Also, there is no record of his being in Virginia after the meeting of the Burgesses in July-August of 1619 until he is shown as living on the Eastern Shore in 1623. It seems reasonable that he was in England at the time of the Indian Massacre of March 1622, and upon returning to Virginia settled on the Eastern Shore where it was less perilous to live.
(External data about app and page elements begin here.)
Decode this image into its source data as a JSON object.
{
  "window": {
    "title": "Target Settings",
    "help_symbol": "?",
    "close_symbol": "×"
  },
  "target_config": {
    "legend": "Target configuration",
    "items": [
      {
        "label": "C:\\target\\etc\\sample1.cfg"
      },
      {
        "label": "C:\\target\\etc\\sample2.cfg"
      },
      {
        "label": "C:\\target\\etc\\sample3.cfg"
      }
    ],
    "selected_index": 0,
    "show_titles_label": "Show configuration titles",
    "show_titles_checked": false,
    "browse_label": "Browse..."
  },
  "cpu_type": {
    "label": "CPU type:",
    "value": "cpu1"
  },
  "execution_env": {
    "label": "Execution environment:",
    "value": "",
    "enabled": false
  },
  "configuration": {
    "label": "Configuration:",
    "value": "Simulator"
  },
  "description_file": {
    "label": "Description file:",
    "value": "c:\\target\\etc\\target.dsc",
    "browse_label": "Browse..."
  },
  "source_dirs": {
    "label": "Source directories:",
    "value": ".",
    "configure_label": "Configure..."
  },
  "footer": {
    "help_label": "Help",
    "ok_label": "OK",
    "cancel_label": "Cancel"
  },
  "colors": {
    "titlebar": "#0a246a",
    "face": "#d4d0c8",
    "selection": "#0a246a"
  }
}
The fact that he fathered three children, the girls, during this period certainly lends support to his being in England. (R-14, R-501, R-515).
 
Emigration*1 October 1608He emigrated on 1 October 1608 from England; on the ship "Mary and Margrett."1 
Residence*1622He lived in 1622 at Accomack County, Virginia.1 

Occupation

Occupation1619Smythe's Hundred, Virginia, was a member of the House of Burgess.1
Occupationbetween 1629/30 and 1632Accomack County, Virginia, member of the House of Burgess1

Family

Katherine Crosher b. c 1590, d. 24 May 1636
Marriage1610Captain Thomas Graves married Katherine Crosher, daughter of Joseph Crosher, in 1610 at Accomack County, Virginia.2 
Marriage*1610Captain Thomas Graves married Katherine Crosher, daughter of Joseph Crosher, in 1610 at Berkshire County, England
Children 1.John Graves1 b. b 1616
 2.Thomas Graves1 b. b 1616
 3.Francis Graves1 b. a 1616
 4.Verlinda Graves1 b. a 1616
 5.Katherine Graves1 b. a 1616
 6.Ann Graves+1 b. 1620, d. 2 Mar 1683/84

Citations

  1. [S497] Historic James Town - Thomas Graves, online www.historic jamestowne.org.
  2. [S68] LDS Church, www.familysearch.com.

Robert Porter

M, d. before 1 October 1651
Marriage*Robert Porter married (?) (?).  
Death*before 1 October 1651Robert Porter died before 1 October 1651 at Henrico County, Virginia.1 
Probate*1 October 1651His estate was probated on 1 October 1651 at Henrico County, Virginia.1 

Family

(?) (?) d. b 1688
Children 1.Ann Porter+1 d. c 1711
 2.Robert Porter1 d. 27 Jan 1688/89
 3.Alice Porter1
 4.(?) Porter

Citations

  1. [S161] Artell Brown, "Family History - Artell Brown."

Susan Arnett1

F, b. 1755, d. 13 April 1846
Birth*1755Susan Arnett was born in 1755.2 
She was the daughter of Isaac Arnett and Hannah White.2 
Marriage*5 January 1777Susan Arnett married Shepard Kollock, age 25, son of Shepard Kollock and Mary Goddard, on Sunday, 5 January 1777. 
Marriage1777Susan Arnett married Shepard Kollock, son of Shepard Kollock and Mary Goddard, in 1777.2 
Death*13 April 1846Susan Arnett died on 13 April 1846 at Philadelphia, Pennsylvania
Name Variation Susan Arnett was also known as Susannah Arnett.3 
Married Name5 January 1777 As of 5 January 1777,her married name was Kollock. 

Family

Shepard Kollock b. Sep 1751, d. 28 Jul 1839
Marriage1777She married Shepard Kollock, son of Shepard Kollock and Mary Goddard, in 1777.2 
Marriage*5 January 1777Susan Arnett married Shepard Kollock, age 25, son of Shepard Kollock and Mary Goddard, on Sunday, 5 January 1777. 
Children 1.Lydia Austin Kollock
 2.Susan Davis Kollock
 3.Sarah Howell Kollock
 4.Rev Shepard Kosciusko Kollock
 5.Jane Hay Kollock

Citations

  1. [S45] Daughters of the American Revolution, Lineage Book of the Charter Members of the National Society of Daughters of the American Revolution, Vol 1, 48.
  2. [S45] Daughters of the American Revolution, Lineage Book of the Charter Members of the National Society of Daughters of the American Revolution, Vol. 99, 267.
  3. [S45] Daughters of the American Revolution, Lineage Book of the Charter Members of the National Society of Daughters of the American Revolution, Vol 13, 366.